Accuity was unveiled at Sibos as the new brand of legacy organisation BankersAccuity, owned by Reed Business Information and part of Reed Elsevier.
Following an initial merger between Accuity and Bankers Almanac in December 2011, BankersAccuity selected Accuity as the umbrella brand unifying the legacy of these two organisations.
Accuity’s solutions continue to be powered by Bankers Almanac, the gold standard for proactive data collection in the banking industry.
Accuity Chief Executive Officer, Hugh Jones said, “Building on our strong heritage and brand equity established collectively over 175 years, we have rebranded as Accuity to position the company for the next phase of growth while assisting our customers with the regulatory challenges from trade finance to SEPA and sanctions compliance.”
Accuity Open Theatre
Accuity’s Managing Director, Robert McKay, presented ‘SEPA End Date: Gateway to Success’ at an Open Theatre session on Thursday, 19 September.
To get ready for SEPA compliance, banks must begin to implement a strategy to convert BBANs to IBANs with BIC, modifying files to the new XML ISO 20022 standard and consider new customer authorization mandates.
In the Open Theatre session, Mckay discussed paths to becoming SEPA compliant, what a project entails, and some best practices seen from early adopters.
It is clear that the implications of SEPA are more expansive than just the Eurozone and there is a lot of focus on making sure not only banks but corporates are SEPA ready.
Changes on the horizon will affect any organisation that needs to transact across borders.
Sibos 2013 Dubai news
Over Accuity’s 175+ year history, we’ve gone to great lengths to ensure that our solutions are always Delivering Certainty; that your payment processes are efficient and drive costs down, that the possibility of transacting with high-risk entities is identified and mitigated, and that your bank counterparty due diligence is thorough and insightful.
Our Sibos News Special Edition contains features these not to be missed features;
- Driving Profitability Amid Constraints on Payment Processing Fees
- The SEPA End Date: Gateway to Success
- Are you ready for SEPA 2014?
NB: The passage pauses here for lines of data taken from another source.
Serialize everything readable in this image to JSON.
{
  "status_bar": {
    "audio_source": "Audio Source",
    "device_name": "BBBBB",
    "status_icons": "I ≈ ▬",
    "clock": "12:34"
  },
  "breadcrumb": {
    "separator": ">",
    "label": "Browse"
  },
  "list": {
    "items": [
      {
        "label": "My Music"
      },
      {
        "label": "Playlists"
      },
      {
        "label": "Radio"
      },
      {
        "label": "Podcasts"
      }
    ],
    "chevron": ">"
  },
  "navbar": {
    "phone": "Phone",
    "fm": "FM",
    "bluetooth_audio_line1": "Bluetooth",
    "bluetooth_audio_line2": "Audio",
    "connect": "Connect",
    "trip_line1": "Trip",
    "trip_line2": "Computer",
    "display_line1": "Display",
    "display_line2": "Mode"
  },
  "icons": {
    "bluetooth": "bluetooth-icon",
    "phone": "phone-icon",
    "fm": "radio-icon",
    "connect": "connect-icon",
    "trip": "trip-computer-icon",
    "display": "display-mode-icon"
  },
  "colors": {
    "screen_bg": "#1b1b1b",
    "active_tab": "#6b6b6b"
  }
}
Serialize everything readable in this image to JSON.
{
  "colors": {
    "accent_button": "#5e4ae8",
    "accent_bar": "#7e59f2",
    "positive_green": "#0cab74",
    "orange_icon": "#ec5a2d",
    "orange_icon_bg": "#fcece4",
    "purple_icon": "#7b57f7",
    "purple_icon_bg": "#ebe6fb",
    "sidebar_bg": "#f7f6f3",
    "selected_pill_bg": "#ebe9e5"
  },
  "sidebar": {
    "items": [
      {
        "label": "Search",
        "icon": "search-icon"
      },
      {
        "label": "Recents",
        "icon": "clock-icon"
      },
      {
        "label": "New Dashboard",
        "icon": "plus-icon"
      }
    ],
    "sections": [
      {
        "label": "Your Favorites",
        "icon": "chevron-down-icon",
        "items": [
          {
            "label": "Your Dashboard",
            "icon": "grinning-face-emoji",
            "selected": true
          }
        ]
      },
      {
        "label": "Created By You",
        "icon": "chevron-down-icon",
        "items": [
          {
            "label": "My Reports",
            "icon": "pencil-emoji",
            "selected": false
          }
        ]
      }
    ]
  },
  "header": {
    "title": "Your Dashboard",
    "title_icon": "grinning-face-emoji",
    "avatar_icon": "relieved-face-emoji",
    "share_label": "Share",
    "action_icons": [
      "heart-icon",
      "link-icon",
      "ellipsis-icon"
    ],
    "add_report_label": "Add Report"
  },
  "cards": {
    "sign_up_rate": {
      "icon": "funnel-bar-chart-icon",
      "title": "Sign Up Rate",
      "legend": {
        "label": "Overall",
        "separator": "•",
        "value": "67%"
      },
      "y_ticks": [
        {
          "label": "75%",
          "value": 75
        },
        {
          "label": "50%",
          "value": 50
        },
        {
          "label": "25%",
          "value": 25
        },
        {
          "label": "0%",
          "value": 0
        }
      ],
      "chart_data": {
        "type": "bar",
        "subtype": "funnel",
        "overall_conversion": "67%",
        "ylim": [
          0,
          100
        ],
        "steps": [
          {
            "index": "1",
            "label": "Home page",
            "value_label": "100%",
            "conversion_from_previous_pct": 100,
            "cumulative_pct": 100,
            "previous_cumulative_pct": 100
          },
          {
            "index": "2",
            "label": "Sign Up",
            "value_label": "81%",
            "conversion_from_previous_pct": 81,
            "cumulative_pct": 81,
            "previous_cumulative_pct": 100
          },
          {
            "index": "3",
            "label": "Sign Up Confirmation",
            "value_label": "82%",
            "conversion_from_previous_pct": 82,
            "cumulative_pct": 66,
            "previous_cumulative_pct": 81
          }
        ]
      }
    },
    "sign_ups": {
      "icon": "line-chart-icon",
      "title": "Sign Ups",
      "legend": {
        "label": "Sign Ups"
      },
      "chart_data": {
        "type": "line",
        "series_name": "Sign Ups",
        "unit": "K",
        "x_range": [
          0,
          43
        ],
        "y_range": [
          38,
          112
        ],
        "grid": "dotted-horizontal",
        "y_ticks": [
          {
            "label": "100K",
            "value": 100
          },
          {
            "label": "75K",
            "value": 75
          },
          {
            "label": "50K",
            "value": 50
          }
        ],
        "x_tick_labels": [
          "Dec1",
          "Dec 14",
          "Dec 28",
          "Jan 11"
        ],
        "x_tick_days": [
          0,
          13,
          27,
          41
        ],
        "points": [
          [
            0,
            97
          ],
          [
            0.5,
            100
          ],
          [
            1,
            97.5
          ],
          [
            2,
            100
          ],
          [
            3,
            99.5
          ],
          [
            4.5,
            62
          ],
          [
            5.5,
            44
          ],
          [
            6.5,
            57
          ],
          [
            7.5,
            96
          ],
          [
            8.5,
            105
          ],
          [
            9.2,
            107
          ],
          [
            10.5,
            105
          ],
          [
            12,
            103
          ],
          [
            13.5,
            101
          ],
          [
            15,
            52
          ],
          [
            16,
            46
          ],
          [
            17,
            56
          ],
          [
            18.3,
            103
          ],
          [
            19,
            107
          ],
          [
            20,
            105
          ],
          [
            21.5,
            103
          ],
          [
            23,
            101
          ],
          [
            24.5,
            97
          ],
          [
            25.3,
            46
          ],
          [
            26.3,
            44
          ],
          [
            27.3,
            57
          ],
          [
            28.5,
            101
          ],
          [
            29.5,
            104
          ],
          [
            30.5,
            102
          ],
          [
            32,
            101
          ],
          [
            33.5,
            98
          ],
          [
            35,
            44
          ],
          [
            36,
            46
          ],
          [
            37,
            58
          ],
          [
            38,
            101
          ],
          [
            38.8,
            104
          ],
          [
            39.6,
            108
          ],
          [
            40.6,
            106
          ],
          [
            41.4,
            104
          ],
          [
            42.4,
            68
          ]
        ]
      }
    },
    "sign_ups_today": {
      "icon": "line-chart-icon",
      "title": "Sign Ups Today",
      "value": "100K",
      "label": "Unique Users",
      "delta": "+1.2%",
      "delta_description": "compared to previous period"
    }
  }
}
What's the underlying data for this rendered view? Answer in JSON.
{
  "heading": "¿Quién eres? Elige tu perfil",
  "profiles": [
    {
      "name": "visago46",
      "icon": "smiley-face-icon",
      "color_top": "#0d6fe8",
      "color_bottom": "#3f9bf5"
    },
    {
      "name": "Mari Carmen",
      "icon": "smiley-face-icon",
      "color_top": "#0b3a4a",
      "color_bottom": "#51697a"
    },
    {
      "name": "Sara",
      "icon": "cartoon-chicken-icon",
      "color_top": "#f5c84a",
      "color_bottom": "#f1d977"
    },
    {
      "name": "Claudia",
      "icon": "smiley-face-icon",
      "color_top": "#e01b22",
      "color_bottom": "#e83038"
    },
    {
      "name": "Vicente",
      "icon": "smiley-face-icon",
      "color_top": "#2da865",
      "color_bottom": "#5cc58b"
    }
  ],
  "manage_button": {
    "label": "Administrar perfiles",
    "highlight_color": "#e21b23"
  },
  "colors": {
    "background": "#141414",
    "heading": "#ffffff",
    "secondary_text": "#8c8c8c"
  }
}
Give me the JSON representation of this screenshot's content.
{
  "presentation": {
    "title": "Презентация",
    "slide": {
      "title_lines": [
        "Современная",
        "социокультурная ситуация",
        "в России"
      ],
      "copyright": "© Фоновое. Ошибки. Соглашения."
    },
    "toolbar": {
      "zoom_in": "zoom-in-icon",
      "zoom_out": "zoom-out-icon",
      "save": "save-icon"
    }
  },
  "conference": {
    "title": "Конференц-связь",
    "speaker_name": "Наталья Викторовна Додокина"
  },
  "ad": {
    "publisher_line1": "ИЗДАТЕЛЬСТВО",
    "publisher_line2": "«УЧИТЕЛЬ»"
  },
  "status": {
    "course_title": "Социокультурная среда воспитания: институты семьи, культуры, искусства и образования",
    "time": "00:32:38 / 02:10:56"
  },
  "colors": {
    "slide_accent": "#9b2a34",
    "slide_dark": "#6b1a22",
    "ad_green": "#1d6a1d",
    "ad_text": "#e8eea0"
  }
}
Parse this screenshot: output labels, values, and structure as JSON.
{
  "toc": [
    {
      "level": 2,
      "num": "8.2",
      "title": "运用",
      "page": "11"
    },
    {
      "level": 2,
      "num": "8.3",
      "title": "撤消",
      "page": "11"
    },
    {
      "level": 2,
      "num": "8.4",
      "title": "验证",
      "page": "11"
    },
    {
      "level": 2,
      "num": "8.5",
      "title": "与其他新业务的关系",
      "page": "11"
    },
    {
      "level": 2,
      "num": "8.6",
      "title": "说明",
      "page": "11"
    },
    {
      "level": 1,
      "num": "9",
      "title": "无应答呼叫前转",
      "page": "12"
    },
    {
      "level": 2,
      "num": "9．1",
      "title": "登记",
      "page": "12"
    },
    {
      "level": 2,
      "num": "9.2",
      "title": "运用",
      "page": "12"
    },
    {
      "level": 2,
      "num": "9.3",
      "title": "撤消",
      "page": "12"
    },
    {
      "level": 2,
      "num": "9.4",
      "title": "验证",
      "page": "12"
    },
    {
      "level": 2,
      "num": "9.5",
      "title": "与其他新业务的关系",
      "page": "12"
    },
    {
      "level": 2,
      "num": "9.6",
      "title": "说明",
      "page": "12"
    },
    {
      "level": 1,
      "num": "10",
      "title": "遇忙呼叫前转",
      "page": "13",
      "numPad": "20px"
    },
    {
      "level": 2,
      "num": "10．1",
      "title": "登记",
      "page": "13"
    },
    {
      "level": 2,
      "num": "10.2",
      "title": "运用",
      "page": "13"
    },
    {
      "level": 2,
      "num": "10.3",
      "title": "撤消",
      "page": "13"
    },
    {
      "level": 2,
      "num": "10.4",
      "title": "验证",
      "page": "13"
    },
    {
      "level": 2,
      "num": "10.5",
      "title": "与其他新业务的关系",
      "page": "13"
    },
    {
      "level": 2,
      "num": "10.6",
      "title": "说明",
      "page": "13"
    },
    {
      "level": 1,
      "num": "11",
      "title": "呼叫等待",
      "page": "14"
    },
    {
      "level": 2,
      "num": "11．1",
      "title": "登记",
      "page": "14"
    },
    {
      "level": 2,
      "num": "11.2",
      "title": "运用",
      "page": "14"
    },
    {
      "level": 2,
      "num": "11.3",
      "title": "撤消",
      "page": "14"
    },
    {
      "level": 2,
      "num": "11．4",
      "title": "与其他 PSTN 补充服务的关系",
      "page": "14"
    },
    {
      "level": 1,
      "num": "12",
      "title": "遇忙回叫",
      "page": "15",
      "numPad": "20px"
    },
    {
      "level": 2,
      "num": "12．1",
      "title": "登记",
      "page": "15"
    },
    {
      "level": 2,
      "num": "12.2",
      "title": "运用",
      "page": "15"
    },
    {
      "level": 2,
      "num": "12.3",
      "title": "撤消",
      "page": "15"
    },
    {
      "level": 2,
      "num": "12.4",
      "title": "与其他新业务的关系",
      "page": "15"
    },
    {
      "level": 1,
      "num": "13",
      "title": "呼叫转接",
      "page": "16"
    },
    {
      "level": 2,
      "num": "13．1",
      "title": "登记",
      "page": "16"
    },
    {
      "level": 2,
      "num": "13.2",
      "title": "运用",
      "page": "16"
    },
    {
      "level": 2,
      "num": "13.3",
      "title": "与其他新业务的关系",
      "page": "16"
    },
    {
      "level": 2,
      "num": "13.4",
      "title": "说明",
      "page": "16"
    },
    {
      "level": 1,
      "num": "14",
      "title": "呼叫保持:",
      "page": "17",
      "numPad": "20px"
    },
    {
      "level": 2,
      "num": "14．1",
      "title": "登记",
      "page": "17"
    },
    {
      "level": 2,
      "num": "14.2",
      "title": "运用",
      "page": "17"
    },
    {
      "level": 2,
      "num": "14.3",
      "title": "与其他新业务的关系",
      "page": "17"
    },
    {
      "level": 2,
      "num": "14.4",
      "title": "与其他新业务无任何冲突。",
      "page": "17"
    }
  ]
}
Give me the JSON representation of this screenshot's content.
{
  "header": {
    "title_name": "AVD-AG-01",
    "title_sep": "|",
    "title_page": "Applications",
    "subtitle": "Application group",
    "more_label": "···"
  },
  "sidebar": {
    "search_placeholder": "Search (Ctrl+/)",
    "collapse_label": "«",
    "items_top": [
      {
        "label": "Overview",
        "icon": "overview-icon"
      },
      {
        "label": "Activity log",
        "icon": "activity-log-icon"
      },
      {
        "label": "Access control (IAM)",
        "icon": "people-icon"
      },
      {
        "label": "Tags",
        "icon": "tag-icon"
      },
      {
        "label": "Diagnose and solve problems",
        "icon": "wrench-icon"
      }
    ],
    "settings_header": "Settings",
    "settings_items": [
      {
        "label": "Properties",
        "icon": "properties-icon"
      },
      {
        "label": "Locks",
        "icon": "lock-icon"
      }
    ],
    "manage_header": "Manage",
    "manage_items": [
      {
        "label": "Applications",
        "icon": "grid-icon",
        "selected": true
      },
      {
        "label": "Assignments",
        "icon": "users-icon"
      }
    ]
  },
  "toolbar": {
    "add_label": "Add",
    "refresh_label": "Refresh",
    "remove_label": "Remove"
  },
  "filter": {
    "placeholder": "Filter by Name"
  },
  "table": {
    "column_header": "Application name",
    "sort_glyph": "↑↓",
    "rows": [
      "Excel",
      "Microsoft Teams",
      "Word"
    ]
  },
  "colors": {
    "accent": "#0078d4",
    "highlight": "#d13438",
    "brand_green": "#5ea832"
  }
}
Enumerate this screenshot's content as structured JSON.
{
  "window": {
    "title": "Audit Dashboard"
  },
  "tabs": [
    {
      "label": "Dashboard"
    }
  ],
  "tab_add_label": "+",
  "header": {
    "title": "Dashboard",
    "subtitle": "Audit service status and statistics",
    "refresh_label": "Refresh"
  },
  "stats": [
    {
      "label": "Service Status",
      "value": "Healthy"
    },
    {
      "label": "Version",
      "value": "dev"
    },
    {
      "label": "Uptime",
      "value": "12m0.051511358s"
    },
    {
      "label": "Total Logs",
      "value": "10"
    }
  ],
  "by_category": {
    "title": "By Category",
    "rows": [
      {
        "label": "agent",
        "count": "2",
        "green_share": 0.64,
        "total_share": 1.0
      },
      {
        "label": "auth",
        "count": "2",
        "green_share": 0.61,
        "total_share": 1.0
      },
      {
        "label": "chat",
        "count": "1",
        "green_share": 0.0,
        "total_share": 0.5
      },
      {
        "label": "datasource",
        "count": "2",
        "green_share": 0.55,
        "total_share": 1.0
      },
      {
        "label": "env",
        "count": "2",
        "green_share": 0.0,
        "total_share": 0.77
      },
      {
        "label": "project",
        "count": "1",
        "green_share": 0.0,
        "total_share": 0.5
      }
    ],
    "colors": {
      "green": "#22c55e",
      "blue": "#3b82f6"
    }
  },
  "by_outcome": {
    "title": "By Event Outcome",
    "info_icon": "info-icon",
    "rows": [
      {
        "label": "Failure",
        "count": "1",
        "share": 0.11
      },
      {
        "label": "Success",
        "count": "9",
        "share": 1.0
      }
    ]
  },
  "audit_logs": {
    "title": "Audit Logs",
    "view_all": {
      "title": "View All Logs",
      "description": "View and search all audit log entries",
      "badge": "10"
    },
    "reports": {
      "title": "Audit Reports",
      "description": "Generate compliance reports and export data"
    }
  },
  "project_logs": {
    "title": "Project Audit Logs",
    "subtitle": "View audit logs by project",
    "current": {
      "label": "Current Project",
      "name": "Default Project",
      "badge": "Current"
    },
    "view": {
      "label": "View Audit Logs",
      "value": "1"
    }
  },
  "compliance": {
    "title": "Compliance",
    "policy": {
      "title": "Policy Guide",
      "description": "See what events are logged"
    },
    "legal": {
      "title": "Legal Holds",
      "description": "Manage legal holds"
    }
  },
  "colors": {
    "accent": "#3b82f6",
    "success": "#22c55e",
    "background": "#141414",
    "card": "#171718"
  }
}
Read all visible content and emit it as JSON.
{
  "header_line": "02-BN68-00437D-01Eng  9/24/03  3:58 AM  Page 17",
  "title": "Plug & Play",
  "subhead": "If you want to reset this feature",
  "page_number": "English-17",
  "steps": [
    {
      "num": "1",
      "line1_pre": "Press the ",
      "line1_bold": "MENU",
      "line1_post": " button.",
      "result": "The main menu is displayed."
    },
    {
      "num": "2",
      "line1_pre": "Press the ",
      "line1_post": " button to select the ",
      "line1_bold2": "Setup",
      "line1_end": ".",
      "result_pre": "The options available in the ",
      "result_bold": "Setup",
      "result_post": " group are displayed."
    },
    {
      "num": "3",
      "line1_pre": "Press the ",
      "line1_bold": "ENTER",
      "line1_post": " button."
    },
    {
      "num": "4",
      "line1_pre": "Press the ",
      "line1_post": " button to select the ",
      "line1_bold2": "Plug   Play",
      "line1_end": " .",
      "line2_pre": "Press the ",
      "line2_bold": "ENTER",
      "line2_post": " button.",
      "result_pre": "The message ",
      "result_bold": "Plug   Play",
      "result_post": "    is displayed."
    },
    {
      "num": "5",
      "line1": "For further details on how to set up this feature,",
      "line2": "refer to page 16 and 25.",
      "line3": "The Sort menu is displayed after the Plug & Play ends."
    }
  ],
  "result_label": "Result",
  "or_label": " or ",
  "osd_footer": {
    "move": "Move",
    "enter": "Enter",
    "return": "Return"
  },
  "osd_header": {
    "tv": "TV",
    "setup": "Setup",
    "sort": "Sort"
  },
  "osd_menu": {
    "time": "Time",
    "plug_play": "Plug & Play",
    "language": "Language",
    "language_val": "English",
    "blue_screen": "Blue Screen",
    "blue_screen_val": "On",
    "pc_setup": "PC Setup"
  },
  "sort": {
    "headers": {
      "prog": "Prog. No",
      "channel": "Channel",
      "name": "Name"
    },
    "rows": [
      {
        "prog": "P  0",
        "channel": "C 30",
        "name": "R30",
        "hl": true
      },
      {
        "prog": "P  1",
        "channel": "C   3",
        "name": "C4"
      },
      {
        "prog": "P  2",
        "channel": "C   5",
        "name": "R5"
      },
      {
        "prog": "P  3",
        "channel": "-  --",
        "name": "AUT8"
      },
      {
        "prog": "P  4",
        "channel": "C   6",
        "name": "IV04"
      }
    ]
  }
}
- 15 Steps to Becoming SEPA Compliant
- The 5 Cs for Payment Processing Success
- Managing the AML Challenges of Emerging Markets
- Effectively Managing Bank Counterparty Risk
Accuity reflects on the impact of regulatory compliance in the Middle East
One of Accuity’s main areas of focus, regulatory compliance, was a key theme of Sibos 2013, with the impact of regulation in the Middle East region playing a leading role in the conversation.
The Middle East region has a unique challenge in dealing with new and upcoming regulation, in that whilst being a partner in a financial trading hub for many western banks, it also serves the needs of its regional banking partners throughout the world.
Many banking organisations in the region have participation in some sanctioned countries, and there’s nothing that prevents them from doing so.
The Middle East-based banks have to delicately balance their own needs against servicing their regional bank neighbours, as well as the western counterparts. Further still, regulation introduces complexities in terms of the transparency that doing business with western banks require.
Trade finance is an incredibly murky world of individual players and holding organisations, and is moving up the regulatory agenda as organisations realise the importance of having to deal with compliance when leaving their own region.
Screening of imports and exports has therefore become a main area of focus for the trade finance industry, as organisations work to comply with anti-money laundering and counterterrorist funding regulation in an increasingly complex environment.
With Dubai and the wider Middle East region acting as a hub for trade finance, it has become an area of growing focus.